The Supersentivty of Denervated Structures: A Law of Denervation.
Evidence also suggests that the denervated muscle, or muscle without function, is not normal and may be responsible for some of the metabolic problems related to SCI.
A number of miRNAs are differentially expressed and are highly involved in the pathophysiological process of denervated muscles [13].
Recently, functional electrical stimulation (FES) of the paralyzed muscle, as a potential therapy for restoring function of a denervated muscle system, has been debated as an innovative treatment in the management of patients with laryngeal paralysis [13, 14].
We suspected that, the rats have strong self-repair ability and quick recovering from cerebral infarction, although there was decrease in motor neurons due to transsynaptic degeneration in pathological studies at the later stage, the denervated muscle fibers of those motor neuron may be reinnervated by the survived motor neurons, which may lead to the increase in CMAP amplitude and MUNE.

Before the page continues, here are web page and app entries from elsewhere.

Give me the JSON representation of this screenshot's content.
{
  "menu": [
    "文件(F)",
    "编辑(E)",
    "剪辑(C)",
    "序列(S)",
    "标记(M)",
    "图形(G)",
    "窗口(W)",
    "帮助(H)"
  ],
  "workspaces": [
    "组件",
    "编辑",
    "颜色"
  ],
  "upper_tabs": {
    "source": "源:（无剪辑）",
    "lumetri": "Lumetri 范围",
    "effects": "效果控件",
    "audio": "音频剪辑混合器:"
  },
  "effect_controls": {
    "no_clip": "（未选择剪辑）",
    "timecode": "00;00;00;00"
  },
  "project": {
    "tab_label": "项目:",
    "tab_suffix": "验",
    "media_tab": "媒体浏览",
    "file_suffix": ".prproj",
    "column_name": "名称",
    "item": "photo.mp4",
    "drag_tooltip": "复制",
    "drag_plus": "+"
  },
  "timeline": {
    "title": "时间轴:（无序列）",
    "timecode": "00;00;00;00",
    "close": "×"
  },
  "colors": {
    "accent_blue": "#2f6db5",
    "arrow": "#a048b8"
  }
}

In all cases, the authors propose a relationship between increased MAP-2 expression and loss of afferents (deafferentation) of granule cells, as well as a redistribution of MAP-2 from innervated areas of the hippocampus to denervated zones of the dentate gyrus.
Apomorphine is a DA receptor agonist that, at low doses, causes contralateral turning by stimulating both supersensitive D1 and D2 receptors, preferentially in the denervated side.
The intact residual peripheral nerves are transferred to surgically denervated areas of unused musculature in the residual limb or chest (Figure 1).
We resected, divided, and denervated the stomach in a multitude of ways.
In this case the slope of heart rate change, during exercise, in denervated animals was compared to the change seen in intact animals.
[sup][2] Following chorda tympani nerve damage, taste buds disappear from the denervated side of the tongue [sup][3] and taste loss or distortion can occur.
It has been demonstrated that after a saphenous nerve injury, the sural nerve is able to send collateral axon sprouting to the denervated saphenous area and this sprouting is 30 % larger in females (Kovacic et al, 2003).